→ **What this task involves**
Going through the data below, tally every line where the string "unto" occurs, then give only the tally.

Collected data
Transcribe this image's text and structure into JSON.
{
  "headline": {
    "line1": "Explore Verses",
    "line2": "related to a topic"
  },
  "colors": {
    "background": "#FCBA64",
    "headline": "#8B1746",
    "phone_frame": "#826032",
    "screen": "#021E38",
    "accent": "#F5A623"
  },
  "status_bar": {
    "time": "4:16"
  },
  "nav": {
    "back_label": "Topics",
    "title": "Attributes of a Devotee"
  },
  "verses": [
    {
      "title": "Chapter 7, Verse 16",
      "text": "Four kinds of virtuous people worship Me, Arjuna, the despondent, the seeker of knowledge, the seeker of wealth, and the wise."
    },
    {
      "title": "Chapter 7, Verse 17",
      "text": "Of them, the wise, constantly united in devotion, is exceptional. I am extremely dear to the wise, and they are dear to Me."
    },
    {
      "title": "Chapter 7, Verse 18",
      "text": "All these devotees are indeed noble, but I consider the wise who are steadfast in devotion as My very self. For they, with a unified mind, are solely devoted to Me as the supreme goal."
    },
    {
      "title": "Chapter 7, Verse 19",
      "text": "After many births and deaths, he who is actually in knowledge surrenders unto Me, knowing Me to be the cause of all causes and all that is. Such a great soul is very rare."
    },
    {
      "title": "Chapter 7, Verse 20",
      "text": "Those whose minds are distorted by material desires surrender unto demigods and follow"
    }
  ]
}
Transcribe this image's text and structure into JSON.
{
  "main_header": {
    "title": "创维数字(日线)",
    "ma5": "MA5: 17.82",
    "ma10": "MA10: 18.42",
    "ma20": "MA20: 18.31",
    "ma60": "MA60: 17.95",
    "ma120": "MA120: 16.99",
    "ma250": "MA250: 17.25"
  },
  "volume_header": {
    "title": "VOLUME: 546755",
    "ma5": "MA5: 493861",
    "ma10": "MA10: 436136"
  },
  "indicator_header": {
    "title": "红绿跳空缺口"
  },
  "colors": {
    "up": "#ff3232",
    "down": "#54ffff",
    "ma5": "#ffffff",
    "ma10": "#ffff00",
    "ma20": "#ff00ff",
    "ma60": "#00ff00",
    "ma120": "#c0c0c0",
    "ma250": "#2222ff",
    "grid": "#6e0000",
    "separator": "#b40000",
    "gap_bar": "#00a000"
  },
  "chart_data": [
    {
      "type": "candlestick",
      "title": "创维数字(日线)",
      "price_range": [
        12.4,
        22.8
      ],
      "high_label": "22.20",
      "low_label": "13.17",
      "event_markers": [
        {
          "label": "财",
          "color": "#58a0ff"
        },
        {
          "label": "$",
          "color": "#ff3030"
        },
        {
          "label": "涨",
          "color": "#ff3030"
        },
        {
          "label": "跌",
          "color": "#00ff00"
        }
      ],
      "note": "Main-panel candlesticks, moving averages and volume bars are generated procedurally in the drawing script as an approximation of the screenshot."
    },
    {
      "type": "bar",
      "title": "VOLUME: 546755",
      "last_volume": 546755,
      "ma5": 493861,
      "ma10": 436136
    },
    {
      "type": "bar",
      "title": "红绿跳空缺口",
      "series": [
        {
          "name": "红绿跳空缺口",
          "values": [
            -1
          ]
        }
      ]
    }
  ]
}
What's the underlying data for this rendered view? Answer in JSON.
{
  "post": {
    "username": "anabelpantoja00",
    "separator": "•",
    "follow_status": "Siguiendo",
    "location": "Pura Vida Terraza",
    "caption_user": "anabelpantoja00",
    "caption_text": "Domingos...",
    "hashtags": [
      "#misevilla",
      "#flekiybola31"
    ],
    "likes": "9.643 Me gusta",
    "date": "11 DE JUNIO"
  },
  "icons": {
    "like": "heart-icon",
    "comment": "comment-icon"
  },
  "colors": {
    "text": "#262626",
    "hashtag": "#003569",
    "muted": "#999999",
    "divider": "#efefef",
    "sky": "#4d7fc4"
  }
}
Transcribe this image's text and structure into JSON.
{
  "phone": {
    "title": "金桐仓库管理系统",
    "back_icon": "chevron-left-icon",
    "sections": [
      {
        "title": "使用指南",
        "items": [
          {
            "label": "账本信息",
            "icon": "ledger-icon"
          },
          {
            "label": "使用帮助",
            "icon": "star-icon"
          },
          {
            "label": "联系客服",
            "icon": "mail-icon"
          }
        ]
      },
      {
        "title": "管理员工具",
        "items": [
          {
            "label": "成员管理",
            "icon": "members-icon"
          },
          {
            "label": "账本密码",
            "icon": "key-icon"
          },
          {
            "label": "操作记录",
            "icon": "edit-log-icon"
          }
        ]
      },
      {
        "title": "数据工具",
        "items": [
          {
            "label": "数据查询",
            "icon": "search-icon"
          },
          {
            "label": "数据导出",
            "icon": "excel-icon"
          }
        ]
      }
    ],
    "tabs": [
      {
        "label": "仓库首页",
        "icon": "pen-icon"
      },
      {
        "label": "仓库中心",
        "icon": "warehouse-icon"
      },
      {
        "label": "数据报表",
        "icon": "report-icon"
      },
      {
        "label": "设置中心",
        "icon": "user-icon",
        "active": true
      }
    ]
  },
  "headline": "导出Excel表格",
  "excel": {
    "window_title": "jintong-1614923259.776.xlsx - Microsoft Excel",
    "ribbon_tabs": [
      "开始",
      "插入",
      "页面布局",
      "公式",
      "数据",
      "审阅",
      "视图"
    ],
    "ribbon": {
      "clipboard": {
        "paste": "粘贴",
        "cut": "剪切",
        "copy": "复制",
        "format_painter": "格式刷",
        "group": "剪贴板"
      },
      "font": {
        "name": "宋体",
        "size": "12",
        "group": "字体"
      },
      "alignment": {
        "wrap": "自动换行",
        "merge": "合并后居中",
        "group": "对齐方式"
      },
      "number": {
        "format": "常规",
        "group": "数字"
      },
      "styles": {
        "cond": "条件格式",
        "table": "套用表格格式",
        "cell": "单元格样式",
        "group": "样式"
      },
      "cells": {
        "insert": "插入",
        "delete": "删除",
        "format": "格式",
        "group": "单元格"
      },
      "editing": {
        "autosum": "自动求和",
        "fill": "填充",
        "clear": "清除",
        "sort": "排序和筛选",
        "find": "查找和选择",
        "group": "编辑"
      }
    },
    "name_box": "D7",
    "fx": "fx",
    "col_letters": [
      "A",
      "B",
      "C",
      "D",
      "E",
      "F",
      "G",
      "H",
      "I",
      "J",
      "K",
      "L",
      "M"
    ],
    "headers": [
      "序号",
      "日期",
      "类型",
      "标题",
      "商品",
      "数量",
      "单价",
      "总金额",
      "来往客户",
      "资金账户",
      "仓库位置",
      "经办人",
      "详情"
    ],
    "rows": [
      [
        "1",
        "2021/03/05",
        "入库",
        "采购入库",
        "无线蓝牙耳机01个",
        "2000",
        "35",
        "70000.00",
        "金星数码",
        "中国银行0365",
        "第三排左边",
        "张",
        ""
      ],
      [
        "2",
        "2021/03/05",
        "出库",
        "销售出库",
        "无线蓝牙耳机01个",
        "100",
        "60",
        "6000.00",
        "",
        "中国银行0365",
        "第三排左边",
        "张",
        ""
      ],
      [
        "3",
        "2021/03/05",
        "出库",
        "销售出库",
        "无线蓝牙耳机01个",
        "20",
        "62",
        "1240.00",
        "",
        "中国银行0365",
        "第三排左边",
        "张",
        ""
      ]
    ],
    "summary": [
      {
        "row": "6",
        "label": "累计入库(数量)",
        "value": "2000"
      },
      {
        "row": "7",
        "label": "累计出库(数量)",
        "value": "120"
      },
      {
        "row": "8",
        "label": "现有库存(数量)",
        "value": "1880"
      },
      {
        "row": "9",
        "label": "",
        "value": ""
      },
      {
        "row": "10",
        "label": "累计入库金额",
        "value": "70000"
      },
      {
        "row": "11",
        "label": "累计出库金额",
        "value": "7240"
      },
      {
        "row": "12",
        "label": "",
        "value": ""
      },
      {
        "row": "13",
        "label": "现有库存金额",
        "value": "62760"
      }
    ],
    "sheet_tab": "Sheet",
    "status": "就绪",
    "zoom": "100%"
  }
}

→ **Your solution**
2